LAFF 2014: Inner Demons
The words “twist on the found footage genre” are among the most cringeworthy you’ll find in a movie review these days. If anyone has found any new way of twisting found footage it’ll probably be laughably implausible, and since the found footage subgenre is already a twist on traditional filmmaking, can we all just agree to stop trying to bend it any further? Inner Demons is not a twist on found footage, it is not even found footage done well. Introduced by Linda Blair and screened predictably on Friday the 13th at the festival, the film is from the vantage point of a TV crew putting together an episode of Intervention around two parents at their wits end to get their heroin addicted daughter back to normal. After interviewing the parents and daughter (under the guise of this being an informational video on drug addiction) and vaguely investigating the girl’s background and snobby friends at an elite prep school, they stage their intervention and get the reluctant Carson (Lara Vosburgh, who has a Fairuza Balk look about her) to agree to enter rehab. Her interactions with the young and impressionable cameraman Jason (Morgan McClellan), recently hired to the show, reveal that her addiction may be how the disturbed young woman suppresses an even darker side of herself. A few days in rehab and on the road to being clean, Carson’s condition becomes notably worse, and clearly isn’t just withdrawal. Jason’s research into demonic possession, and the secrets her so-called high school friends are keeping, lead him to believe Carson’s problems are much harder to cure than rehab. Her early release from the program to be with her family leads up to an uninspired standoff between the self-serving TV folk and the drug-free and fully possessed Carson.

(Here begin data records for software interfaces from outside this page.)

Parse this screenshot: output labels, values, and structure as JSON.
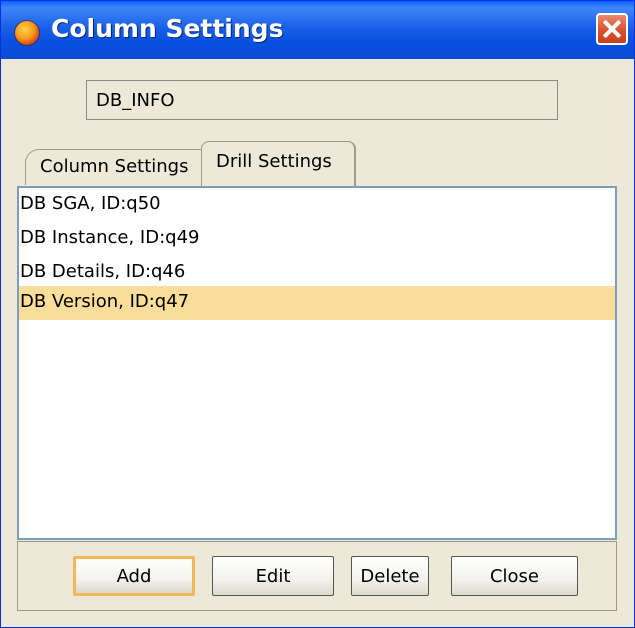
{
  "window": {
    "title": "Column Settings"
  },
  "name_field": {
    "value": "DB_INFO"
  },
  "tabs": [
    {
      "label": "Column Settings"
    },
    {
      "label": "Drill Settings"
    }
  ],
  "active_tab": "Drill Settings",
  "list": {
    "items": [
      {
        "label": "DB SGA, ID:q50"
      },
      {
        "label": "DB Instance, ID:q49"
      },
      {
        "label": "DB Details, ID:q46"
      },
      {
        "label": "DB Version, ID:q47"
      }
    ],
    "selected_index": 3
  },
  "buttons": {
    "add": "Add",
    "edit": "Edit",
    "delete": "Delete",
    "close": "Close"
  },
  "colors": {
    "titlebar": "#0A5FFF",
    "selection": "#F8DD9B",
    "dialog_bg": "#ECE9D8",
    "close_button": "#D8502F"
  },
  "icons": {
    "app": "app-icon",
    "close": "close-icon"
  }
}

With almost no bona fide scares, other than the discomfort of being screamed at unexpectedly, this horror movie contains very little to be afraid of. Instead, there were notably more laughs than gasps heard throughout the film. Rather than allowing the possession angle to be slowly revealed it’s obvious from the get-go what is going on with Carson, we’re just somehow supposed to think maybe she’s wrong. But if that were true, this wouldn’t be a horror film. Stock characters abound: a predictably bitchy Hollywood producer, a prima donna host, a lovestruck straight out of film school camera boy, and uptight religious parents. Possession and found footage have been blended a number of times already and not only does Inner Demons have nothing new to add, but makes one wonder how any horror director who (presumably) has a passion for the genre could consider that angle worth pursuing. It’s getting harder and harder to believe that even in our constantly plugged-in society, anyone is really taking the time to film every little thing they do. To give the film some credit, I appreciate when anyone — even unintentionally — pokes fun at society’s reality TV obsession, but in this case the mashing of two well-worn horror subgenres only makes it twice as annoying that the film couldn’t do either of them well.